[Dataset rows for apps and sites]
=== Begin Enclosure ===

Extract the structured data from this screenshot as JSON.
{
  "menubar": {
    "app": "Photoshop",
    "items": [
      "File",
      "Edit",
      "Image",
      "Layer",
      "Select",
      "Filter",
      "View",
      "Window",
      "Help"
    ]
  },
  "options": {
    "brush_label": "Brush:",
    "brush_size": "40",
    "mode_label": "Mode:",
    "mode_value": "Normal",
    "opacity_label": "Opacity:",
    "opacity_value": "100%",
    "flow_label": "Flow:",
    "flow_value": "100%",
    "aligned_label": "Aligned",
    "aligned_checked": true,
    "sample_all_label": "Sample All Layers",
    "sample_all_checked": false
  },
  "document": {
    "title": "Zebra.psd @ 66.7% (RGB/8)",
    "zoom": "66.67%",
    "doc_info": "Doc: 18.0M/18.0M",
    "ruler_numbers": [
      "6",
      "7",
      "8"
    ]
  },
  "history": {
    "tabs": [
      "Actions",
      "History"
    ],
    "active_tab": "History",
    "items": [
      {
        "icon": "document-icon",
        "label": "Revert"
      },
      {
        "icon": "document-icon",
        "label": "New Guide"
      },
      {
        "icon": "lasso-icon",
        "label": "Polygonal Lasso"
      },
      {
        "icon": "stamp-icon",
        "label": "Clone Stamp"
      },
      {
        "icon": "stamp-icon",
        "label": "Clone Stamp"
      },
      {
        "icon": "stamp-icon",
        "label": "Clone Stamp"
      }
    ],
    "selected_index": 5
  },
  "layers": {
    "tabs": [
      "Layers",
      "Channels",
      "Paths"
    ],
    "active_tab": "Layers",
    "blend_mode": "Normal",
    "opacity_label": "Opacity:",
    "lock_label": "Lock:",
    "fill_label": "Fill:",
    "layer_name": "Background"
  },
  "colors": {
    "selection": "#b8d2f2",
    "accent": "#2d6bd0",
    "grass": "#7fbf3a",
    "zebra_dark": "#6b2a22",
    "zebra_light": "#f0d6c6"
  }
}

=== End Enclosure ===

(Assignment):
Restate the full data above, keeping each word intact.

(Output):
Extract the structured data from this screenshot as JSON.
{
  "menubar": {
    "app": "Photoshop",
    "items": [
      "File",
      "Edit",
      "Image",
      "Layer",
      "Select",
      "Filter",
      "View",
      "Window",
      "Help"
    ]
  },
  "options": {
    "brush_label": "Brush:",
    "brush_size": "40",
    "mode_label": "Mode:",
    "mode_value": "Normal",
    "opacity_label": "Opacity:",
    "opacity_value": "100%",
    "flow_label": "Flow:",
    "flow_value": "100%",
    "aligned_label": "Aligned",
    "aligned_checked": true,
    "sample_all_label": "Sample All Layers",
    "sample_all_checked": false
  },
  "document": {
    "title": "Zebra.psd @ 66.7% (RGB/8)",
    "zoom": "66.67%",
    "doc_info": "Doc: 18.0M/18.0M",
    "ruler_numbers": [
      "6",
      "7",
      "8"
    ]
  },
  "history": {
    "tabs": [
      "Actions",
      "History"
    ],
    "active_tab": "History",
    "items": [
      {
        "icon": "document-icon",
        "label": "Revert"
      },
      {
        "icon": "document-icon",
        "label": "New Guide"
      },
      {
        "icon": "lasso-icon",
        "label": "Polygonal Lasso"
      },
      {
        "icon": "stamp-icon",
        "label": "Clone Stamp"
      },
      {
        "icon": "stamp-icon",
        "label": "Clone Stamp"
      },
      {
        "icon": "stamp-icon",
        "label": "Clone Stamp"
      }
    ],
    "selected_index": 5
  },
  "layers": {
    "tabs": [
      "Layers",
      "Channels",
      "Paths"
    ],
    "active_tab": "Layers",
    "blend_mode": "Normal",
    "opacity_label": "Opacity:",
    "lock_label": "Lock:",
    "fill_label": "Fill:",
    "layer_name": "Background"
  },
  "colors": {
    "selection": "#b8d2f2",
    "accent": "#2d6bd0",
    "grass": "#7fbf3a",
    "zebra_dark": "#6b2a22",
    "zebra_light": "#f0d6c6"
  }
}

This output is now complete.